— GOAL OF THE EXERCISE —
Your task is to write out the full listing once more, exactly.

*** Begin section ***

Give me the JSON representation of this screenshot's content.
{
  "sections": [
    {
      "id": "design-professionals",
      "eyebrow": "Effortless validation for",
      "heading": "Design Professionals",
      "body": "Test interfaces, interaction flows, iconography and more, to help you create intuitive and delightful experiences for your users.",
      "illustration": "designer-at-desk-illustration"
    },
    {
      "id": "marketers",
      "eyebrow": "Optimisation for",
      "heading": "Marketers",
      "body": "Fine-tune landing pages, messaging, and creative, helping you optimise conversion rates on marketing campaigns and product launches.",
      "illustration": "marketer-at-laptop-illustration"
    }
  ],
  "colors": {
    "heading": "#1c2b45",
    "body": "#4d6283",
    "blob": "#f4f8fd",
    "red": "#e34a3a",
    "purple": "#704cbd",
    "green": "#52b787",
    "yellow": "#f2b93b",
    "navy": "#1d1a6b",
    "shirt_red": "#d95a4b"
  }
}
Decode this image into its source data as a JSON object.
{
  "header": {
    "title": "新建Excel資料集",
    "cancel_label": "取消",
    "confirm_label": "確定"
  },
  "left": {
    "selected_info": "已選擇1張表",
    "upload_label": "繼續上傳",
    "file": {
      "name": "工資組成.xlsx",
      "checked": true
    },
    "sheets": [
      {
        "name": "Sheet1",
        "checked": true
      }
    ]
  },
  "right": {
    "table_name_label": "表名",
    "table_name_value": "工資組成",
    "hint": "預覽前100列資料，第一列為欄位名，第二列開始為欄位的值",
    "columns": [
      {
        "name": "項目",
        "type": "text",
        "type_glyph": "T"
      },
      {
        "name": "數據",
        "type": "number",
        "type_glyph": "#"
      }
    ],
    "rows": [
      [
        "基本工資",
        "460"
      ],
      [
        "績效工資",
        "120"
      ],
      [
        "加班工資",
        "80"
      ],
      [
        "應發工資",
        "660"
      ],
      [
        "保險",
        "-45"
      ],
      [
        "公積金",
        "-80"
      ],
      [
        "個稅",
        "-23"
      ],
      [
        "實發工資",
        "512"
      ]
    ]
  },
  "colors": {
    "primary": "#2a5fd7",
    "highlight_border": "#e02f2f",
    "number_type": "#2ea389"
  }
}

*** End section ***

— FINISHED EXERCISE —
Give me the JSON representation of this screenshot's content.
{
  "sections": [
    {
      "id": "design-professionals",
      "eyebrow": "Effortless validation for",
      "heading": "Design Professionals",
      "body": "Test interfaces, interaction flows, iconography and more, to help you create intuitive and delightful experiences for your users.",
      "illustration": "designer-at-desk-illustration"
    },
    {
      "id": "marketers",
      "eyebrow": "Optimisation for",
      "heading": "Marketers",
      "body": "Fine-tune landing pages, messaging, and creative, helping you optimise conversion rates on marketing campaigns and product launches.",
      "illustration": "marketer-at-laptop-illustration"
    }
  ],
  "colors": {
    "heading": "#1c2b45",
    "body": "#4d6283",
    "blob": "#f4f8fd",
    "red": "#e34a3a",
    "purple": "#704cbd",
    "green": "#52b787",
    "yellow": "#f2b93b",
    "navy": "#1d1a6b",
    "shirt_red": "#d95a4b"
  }
}
Decode this image into its source data as a JSON object.
{
  "header": {
    "title": "新建Excel資料集",
    "cancel_label": "取消",
    "confirm_label": "確定"
  },
  "left": {
    "selected_info": "已選擇1張表",
    "upload_label": "繼續上傳",
    "file": {
      "name": "工資組成.xlsx",
      "checked": true
    },
    "sheets": [
      {
        "name": "Sheet1",
        "checked": true
      }
    ]
  },
  "right": {
    "table_name_label": "表名",
    "table_name_value": "工資組成",
    "hint": "預覽前100列資料，第一列為欄位名，第二列開始為欄位的值",
    "columns": [
      {
        "name": "項目",
        "type": "text",
        "type_glyph": "T"
      },
      {
        "name": "數據",
        "type": "number",
        "type_glyph": "#"
      }
    ],
    "rows": [
      [
        "基本工資",
        "460"
      ],
      [
        "績效工資",
        "120"
      ],
      [
        "加班工資",
        "80"
      ],
      [
        "應發工資",
        "660"
      ],
      [
        "保險",
        "-45"
      ],
      [
        "公積金",
        "-80"
      ],
      [
        "個稅",
        "-23"
      ],
      [
        "實發工資",
        "512"
      ]
    ]
  },
  "colors": {
    "primary": "#2a5fd7",
    "highlight_border": "#e02f2f",
    "number_type": "#2ea389"
  }
}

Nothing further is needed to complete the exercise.